Competitive Phase:

Types of Stretching

Yoga Session – This should be designed specifically for your sport, i.e. Yoga For Runners.

Short Stretch – 10-15 minutes of stretching that is tailored to your specific needs, these stretches can be held for up to 30 seconds to help develop soft tissue length.

Active Stretch – This is a type of stretching called ‘Active Isolated Stretching (AIS)’, you only hold the stretch for two seconds, but repeat it 10 to 20 times. This increases the joint range of motion, and avoids over lengthening the muscles which reduces the risk of it impacting performance levels.

Short Dynamic – This can be either AIS or ballistic stretching – which involves faster movements and not holding the stretch, to increase range of motion at the joint, without losing muscle power.

Dynamic + Drills – This is a combination of performing the short dynamic stretching followed by specific movement drills that will help to develop the movement patterns you need for your sport.


If you’re racing on a regular basis you may be better off following a “micro-cycle” periodisation plan. This involves doing developmental stretching routines at the start of the week (whilst recovering from your event), and dynamic stretching in the lead-up to your event.

Stretching Before or After Training?

In an ideal world we would perform stretching before AND after training, however this is not always possible due to time constraints. Therefore we have to ask ourselves: is it better for me to stretch before or after training? To answer this question we have to look at the benefits and potential costs of the two. Our next article will highlight these points and give examples of pre-exercise and post-exercise stretching routines.

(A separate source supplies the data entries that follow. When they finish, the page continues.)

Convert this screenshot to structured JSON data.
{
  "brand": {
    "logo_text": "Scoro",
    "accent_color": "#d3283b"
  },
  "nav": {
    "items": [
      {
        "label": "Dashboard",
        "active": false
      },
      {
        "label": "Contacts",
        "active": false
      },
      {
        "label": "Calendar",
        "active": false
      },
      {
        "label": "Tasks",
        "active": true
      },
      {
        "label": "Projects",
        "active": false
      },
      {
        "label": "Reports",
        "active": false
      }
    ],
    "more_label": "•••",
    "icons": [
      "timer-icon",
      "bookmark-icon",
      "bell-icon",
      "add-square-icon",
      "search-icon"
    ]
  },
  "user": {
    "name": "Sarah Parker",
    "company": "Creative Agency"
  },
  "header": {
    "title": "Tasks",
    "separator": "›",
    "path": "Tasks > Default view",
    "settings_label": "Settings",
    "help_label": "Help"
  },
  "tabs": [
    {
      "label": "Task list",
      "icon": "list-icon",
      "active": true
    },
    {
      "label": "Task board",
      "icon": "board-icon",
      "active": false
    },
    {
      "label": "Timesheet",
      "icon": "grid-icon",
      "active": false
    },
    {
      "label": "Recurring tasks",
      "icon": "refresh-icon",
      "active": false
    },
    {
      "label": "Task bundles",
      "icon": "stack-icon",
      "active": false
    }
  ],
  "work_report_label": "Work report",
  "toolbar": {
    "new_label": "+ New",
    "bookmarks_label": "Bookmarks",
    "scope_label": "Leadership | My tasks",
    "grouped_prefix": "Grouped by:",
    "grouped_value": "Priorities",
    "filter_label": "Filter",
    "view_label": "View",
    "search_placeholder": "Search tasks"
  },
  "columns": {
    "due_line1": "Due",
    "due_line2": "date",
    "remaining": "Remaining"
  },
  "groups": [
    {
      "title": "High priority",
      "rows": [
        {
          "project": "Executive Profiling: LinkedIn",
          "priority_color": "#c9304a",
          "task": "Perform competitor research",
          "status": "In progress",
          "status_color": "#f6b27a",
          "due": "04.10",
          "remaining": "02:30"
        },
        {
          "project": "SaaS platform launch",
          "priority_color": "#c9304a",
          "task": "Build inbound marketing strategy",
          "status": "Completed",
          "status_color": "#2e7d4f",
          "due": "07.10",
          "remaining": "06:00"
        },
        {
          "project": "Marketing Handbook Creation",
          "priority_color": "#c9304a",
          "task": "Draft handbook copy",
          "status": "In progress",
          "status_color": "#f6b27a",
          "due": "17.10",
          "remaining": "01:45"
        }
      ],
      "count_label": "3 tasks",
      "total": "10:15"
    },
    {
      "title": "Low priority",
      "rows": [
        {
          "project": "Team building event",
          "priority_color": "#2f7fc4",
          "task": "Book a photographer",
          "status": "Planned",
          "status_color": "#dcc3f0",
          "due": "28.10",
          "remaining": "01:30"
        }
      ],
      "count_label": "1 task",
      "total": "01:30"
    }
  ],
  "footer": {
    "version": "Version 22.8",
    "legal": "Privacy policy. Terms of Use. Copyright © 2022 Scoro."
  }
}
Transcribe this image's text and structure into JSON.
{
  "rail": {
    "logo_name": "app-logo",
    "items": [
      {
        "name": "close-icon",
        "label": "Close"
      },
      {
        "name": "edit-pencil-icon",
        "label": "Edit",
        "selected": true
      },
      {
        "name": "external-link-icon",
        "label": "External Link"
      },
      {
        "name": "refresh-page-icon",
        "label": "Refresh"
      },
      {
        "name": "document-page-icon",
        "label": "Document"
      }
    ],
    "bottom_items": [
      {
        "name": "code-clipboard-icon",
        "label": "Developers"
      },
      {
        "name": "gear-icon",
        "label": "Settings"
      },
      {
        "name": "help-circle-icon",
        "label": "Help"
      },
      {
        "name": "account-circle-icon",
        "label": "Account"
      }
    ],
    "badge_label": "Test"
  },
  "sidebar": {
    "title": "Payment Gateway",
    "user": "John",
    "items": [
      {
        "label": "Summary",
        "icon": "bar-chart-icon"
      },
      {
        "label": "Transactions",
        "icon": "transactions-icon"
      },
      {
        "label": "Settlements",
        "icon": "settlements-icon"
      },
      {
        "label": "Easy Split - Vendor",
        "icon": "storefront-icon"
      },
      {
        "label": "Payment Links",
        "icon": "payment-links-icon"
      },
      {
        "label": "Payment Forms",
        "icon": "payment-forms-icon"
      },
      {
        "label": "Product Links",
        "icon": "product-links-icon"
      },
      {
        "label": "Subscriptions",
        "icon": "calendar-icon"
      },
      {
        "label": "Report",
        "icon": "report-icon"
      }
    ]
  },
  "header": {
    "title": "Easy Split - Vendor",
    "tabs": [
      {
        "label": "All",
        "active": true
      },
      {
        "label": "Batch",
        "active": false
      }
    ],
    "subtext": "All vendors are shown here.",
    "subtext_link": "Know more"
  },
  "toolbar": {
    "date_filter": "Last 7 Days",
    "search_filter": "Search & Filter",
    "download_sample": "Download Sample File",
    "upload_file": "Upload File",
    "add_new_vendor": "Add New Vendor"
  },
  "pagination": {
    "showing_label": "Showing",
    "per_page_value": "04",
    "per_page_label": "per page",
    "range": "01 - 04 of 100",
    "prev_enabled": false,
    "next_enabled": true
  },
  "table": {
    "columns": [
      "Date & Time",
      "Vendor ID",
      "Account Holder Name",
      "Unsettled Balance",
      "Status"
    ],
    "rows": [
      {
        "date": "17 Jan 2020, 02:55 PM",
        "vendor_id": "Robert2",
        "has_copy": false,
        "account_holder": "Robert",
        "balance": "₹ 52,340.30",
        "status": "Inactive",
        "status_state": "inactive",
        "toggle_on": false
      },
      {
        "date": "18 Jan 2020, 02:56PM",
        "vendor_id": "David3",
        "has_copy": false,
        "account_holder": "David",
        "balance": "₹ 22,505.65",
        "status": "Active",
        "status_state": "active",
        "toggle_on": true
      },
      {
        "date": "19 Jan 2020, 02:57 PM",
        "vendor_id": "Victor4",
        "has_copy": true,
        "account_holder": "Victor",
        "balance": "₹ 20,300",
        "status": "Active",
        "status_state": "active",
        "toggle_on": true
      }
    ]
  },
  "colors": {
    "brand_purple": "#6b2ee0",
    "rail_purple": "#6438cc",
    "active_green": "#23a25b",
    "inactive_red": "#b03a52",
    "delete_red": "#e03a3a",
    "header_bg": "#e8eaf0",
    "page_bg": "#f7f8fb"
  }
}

All of the therapists at Optimal Movement are highly trained in injury prevention and performance optimisation. If you would like more information on how stretching and flexibility could help improve your performance then please get in touch.